CEO Brian Cornell attributed the results to "important investments to build a durable operating and financial model."
Companywide, revenue rose to $17.6 billion in the three months through May 4, better than analysts predicted. Profits were $795 million, or adjusted to $1.53 per share, higher than Wall Street expected.
E-commerce sales at the Minneapolis-based retailer grew 42 percent year-over-year, while same-store sales increased 4.8 percent.
Target reiterated its full-year profit guidance of as much as $6.05 per share, despite the threat of additional tariffs on Chinese imports.
"Throughout this year, we will continue to extend the reach of our same-day fulfillment options, strengthen our portfolio of owned and exclusive brands, remodel and open more stores and invest in our team." Cornell said in a statement.
President Trump previously increased existing tariffs on $200 billion in Chinese goods, from 10 percent to 25 percent, as trade negotiations between the two nations faltered.
While experts say retailers have largely been able to largely mitigate any price increases from those duties, the White House has taken initial steps to impose new tariffs on another $300 billion in shipments from the Asian nation.
Such a move, retailers warn, would lead to higher costs and could force some companies to close physical locations.
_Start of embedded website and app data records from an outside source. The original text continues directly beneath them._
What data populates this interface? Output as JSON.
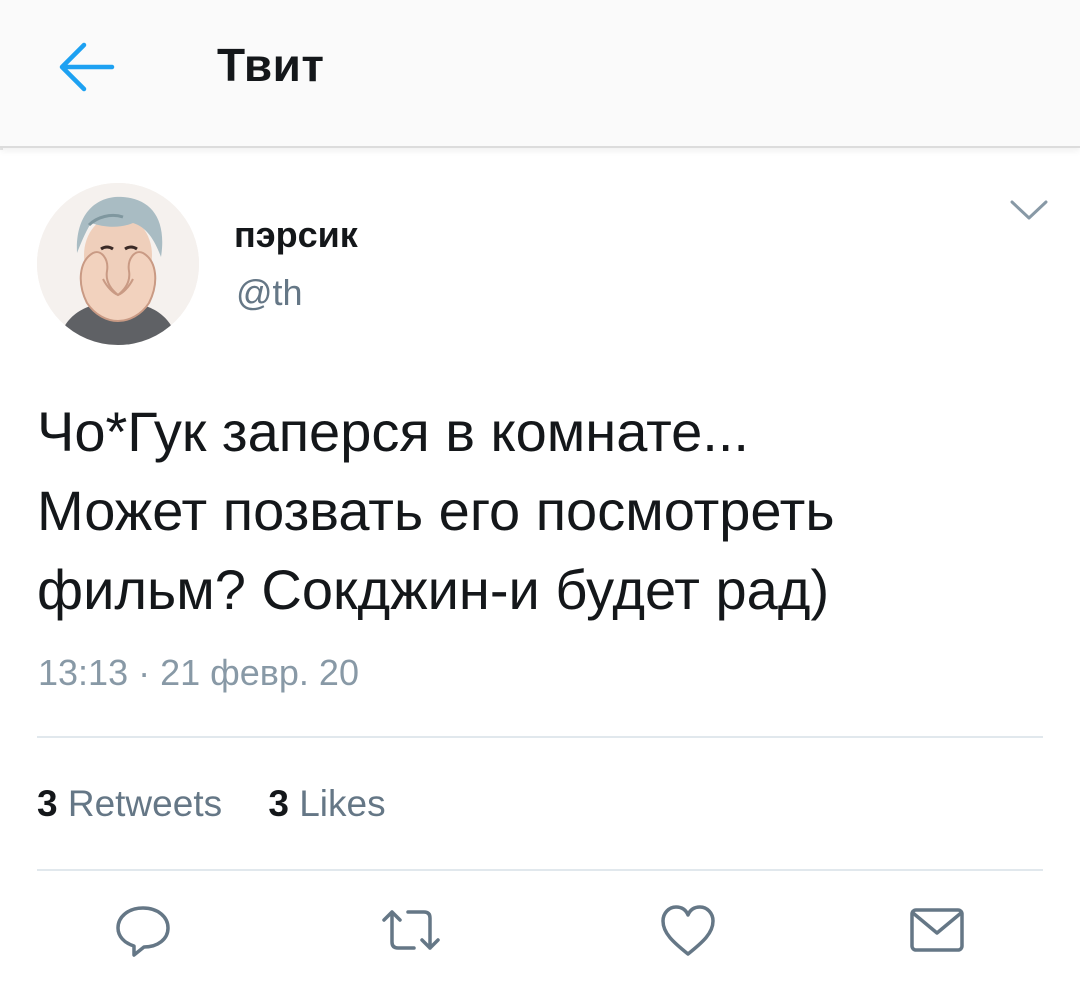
{
  "header": {
    "title": "Твит",
    "back_icon": "arrow-left-icon"
  },
  "tweet": {
    "display_name": "пэрсик",
    "handle": "@th",
    "text_lines": [
      "Чо*Гук заперся в комнате...",
      "Может позвать его посмотреть",
      "фильм? Сокджин-и будет рад)"
    ],
    "timestamp": "13:13 · 21 февр. 20",
    "stats": {
      "retweets_count": "3",
      "retweets_label": "Retweets",
      "likes_count": "3",
      "likes_label": "Likes"
    },
    "actions": [
      "reply-icon",
      "retweet-icon",
      "like-icon",
      "share-icon"
    ]
  },
  "colors": {
    "accent": "#1da1f2",
    "text_primary": "#14171a",
    "text_secondary": "#657786",
    "icon_gray": "#657786"
  }
}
Last year, Cornell said Target was "concerned about tariffs because they would increase prices on everyday products for American families,"
The United States Trade Representative on Tuesday requested official comments on what products should be excluded from the new duties.